Those who had known him before said, yes, war had changed his beauty, but it had rendered it more heart stopping still. That cold glaze had intensified, now he looked unattainable. After the war, Comrade Marcello selected his clothes with redoubled rigor, tended to his hair, his nails, his eyebrows, his skin, with the gravity he had applied to surviving. He trained, in secret, doing ballet exercises to achieve the elongated muscles that the narrow suits he preferred required. Single-breasted, on occasion double-breasted, cut from exquisite materials, linen for summer, a blend of cashmere and pashmina for winter, silk for special occasions. He accumulated hundreds of these bespoke suits, sown in Naples by a deaf tailor he had never met. Every year the tailor received Marcello’s updated measurements, and in more than a decade of delivering suits, the tailor had never expressed interest in the identity of this lucrative customer.

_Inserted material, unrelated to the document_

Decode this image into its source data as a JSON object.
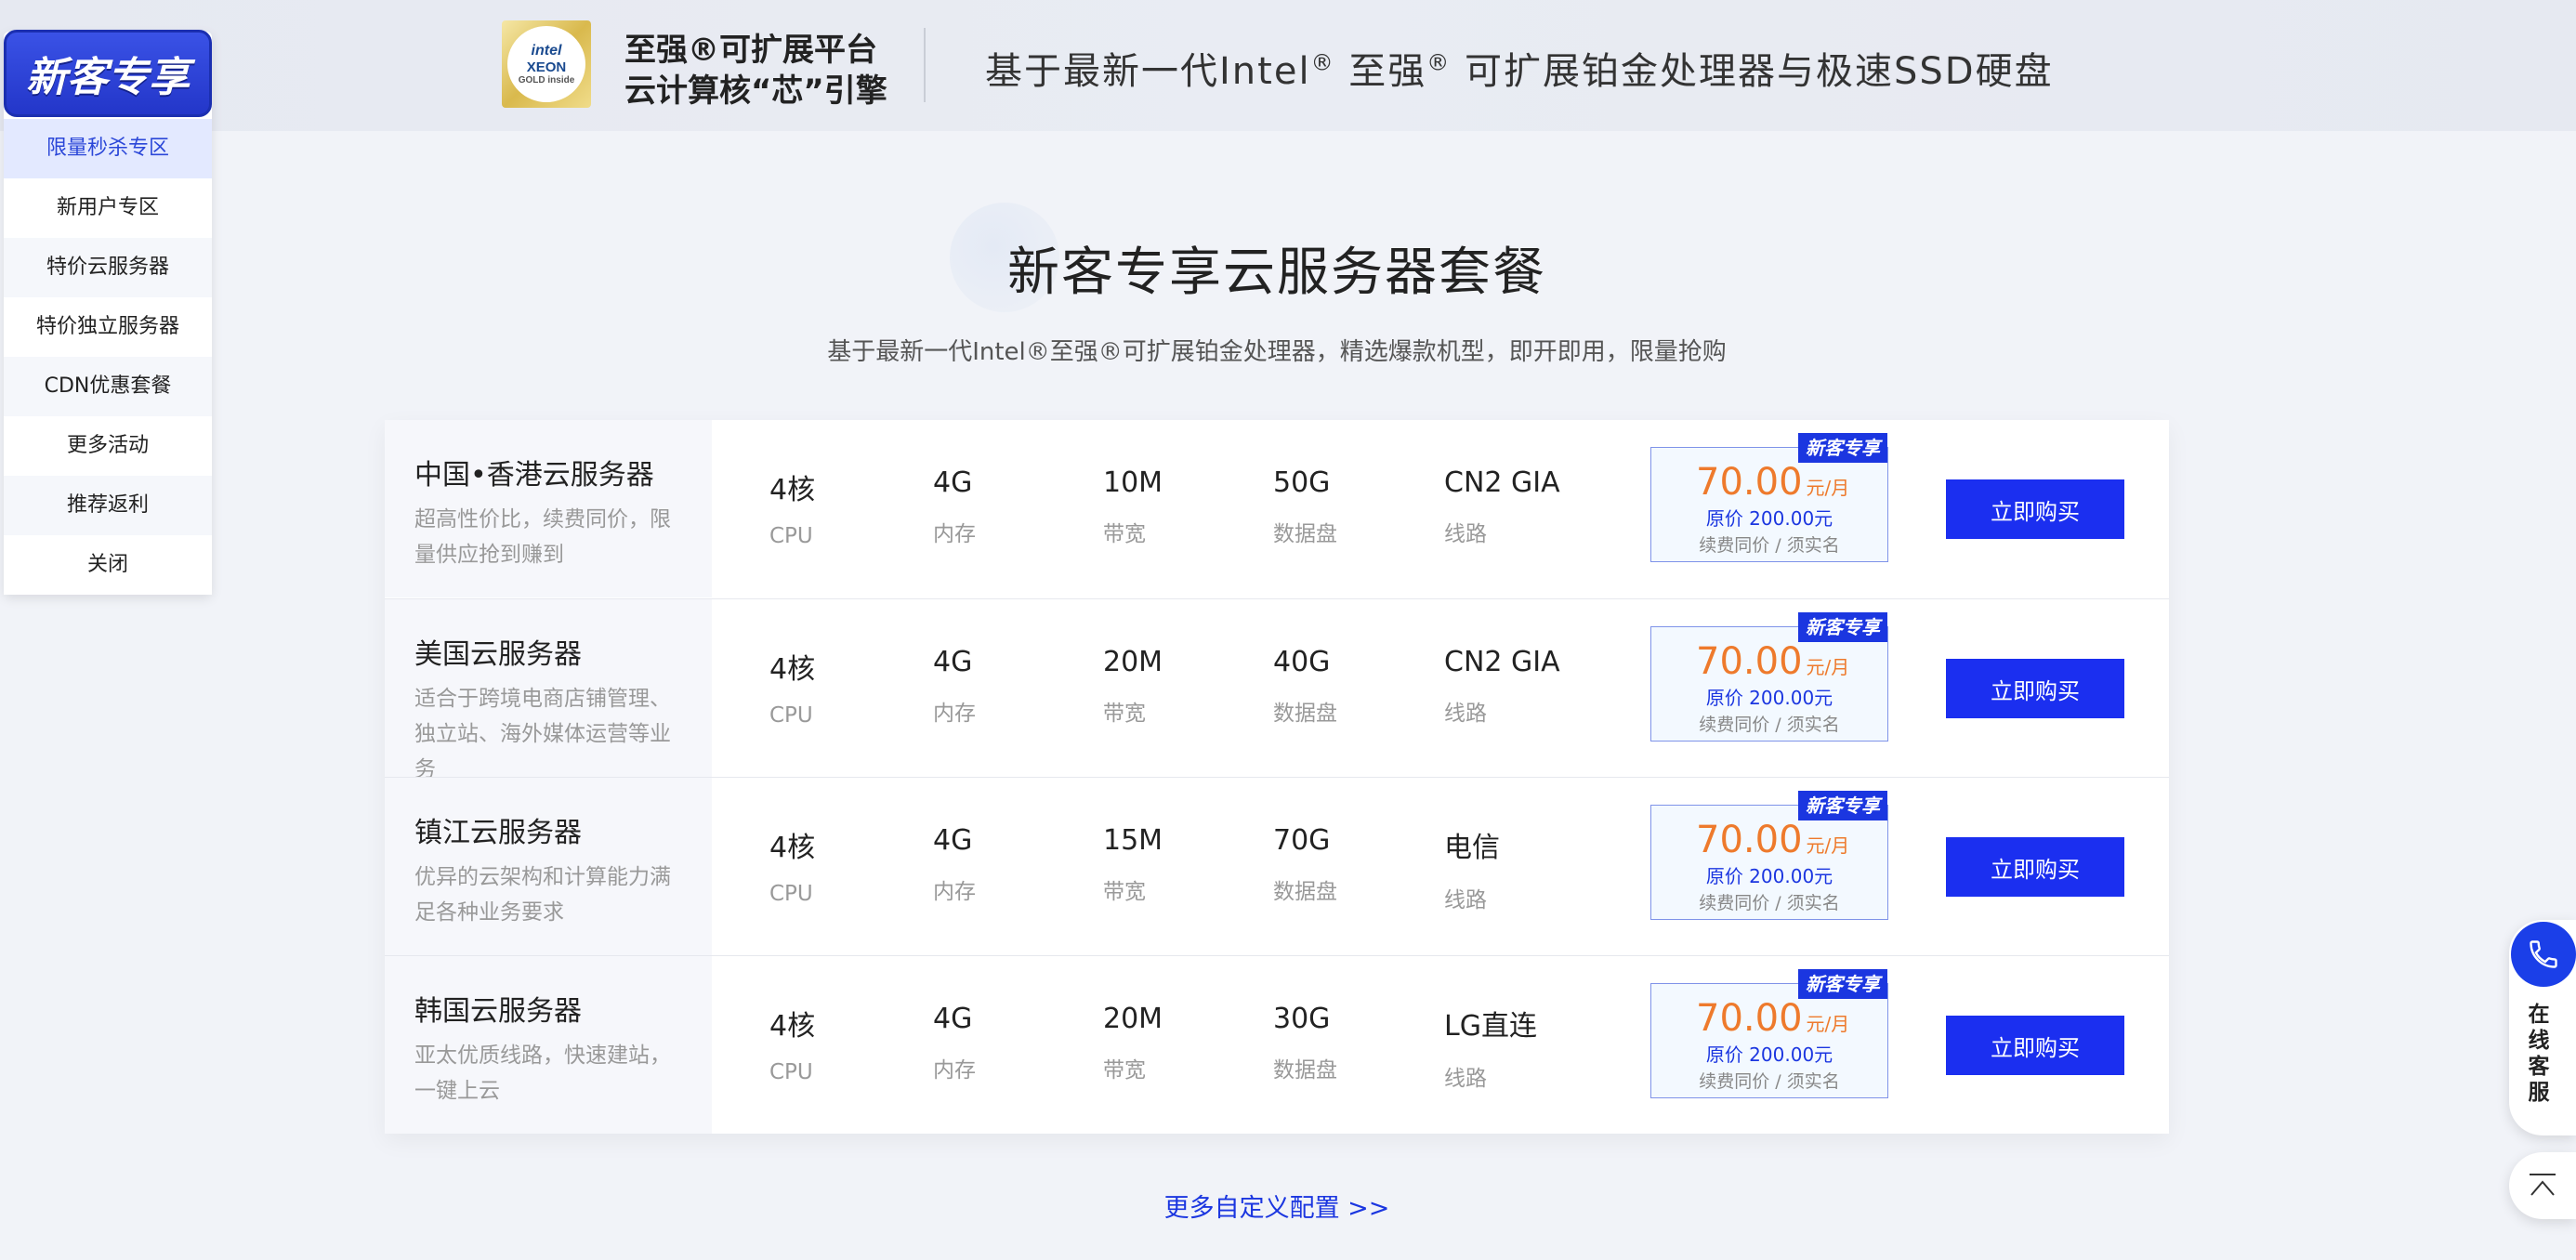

Comrade Marcello wore the suits in the privacy of his mansion, a dove blue behemoth of two floors and twenty rooms. He welcomed the women, sharp in his impeccable suits, revelling in their admiration. He knew the women didn’t pose a risk, their silence was a foregone conclusion. He liked to cruise the Capital in his government supplied motorcar, scouting the sidewalks for prey. A shapely leg, an intriguing back, an elegant neck. When a woman caught his fancy, he signaled his driver in the rear view mirror and his driver slowed the car. They came freely, the women, flattered and unsuspecting, and prior to beating them in the basement, he lectured them about femininity in his tastefully decorated living-room.
He told them he perfectly understood on an intellectual level their drive for emancipation, their desire to stand equal with men. But though he understood it, he couldn’t encourage it. He quoted the Romantic ballet as the ideal embodiment of woman, the soft, mysteriousness of the romantic ballerina who lived for man’s love and in its absence had exactly two choices, death or insanity. Women who grasped for power were doomed. They robbed themselves of the only quality that mattered, their femininity. They mistook their true nature, which was to yield, to flow like water. He talked about the travesty of women trying to exert willpower like men, instead of moulding their desires to the granite of male superiority. Such women disgusted him.
When he lectured them like that, some women got up and demanded to leave, exhibiting precisely the kind of willfulness he had condemned. He methodically humiliated them, made them crawl on all fours to the basement, where he continued his lecture with a spiked pole.
Others yielded even as he spoke. If they were sitting up, they gradually reclined, showing more skin, more crossed leg, more cleavage. It was as if they melted right there on his velvet-upholstered sofa. These women he generally enjoyed and let go unharmed, unless they were dancers, then he was compelled to initiate short-lived affairs, to which they always consented. If they didn’t consent, their careers would stall and their prospects dim, but once they were his mistresses, many in fact fell in love with him, proving his point, that women were made for yielding, despite themselves.
Svetlana was such a woman, though she was not his lover yet. He was stringing her along, amused by her youthful infatuation, the way her eyes shone at the opulence he offered. Svetlana knew nothing about the basement, and little, perhaps hearsay, about the network of labor camps he ran, but he saw in her qualities that would serve his purpose well. She possessed a keen sense of hierarchy and an already impressive cynicism.
With Svetlana he was careful to delay touching her, groomed her instead for the task ahead. When that moment arrived, he leaned in for a kiss, tender at first, strategically more insistent, until she eagerly slung her arms around him, then he stopped.
“I need you to look after a very important person, dear Svetlana,” he said, lightly stroking her face as he spoke. He told her no one else was fit for the task. He told her, the Union demanded it of her. That if she loved the Union, she would not hesitate. He told her she should not worry about Grisha’s dismissal or Katza’s dancing, a short lived aberration. He would make sure she would not play second fiddle to anyone, that she would be uncontested on the stage of the Capital Ballet. And then he told her about the Chinese Head of Security, Li Bang Bang.
excerpt from Katza and the Gang of Four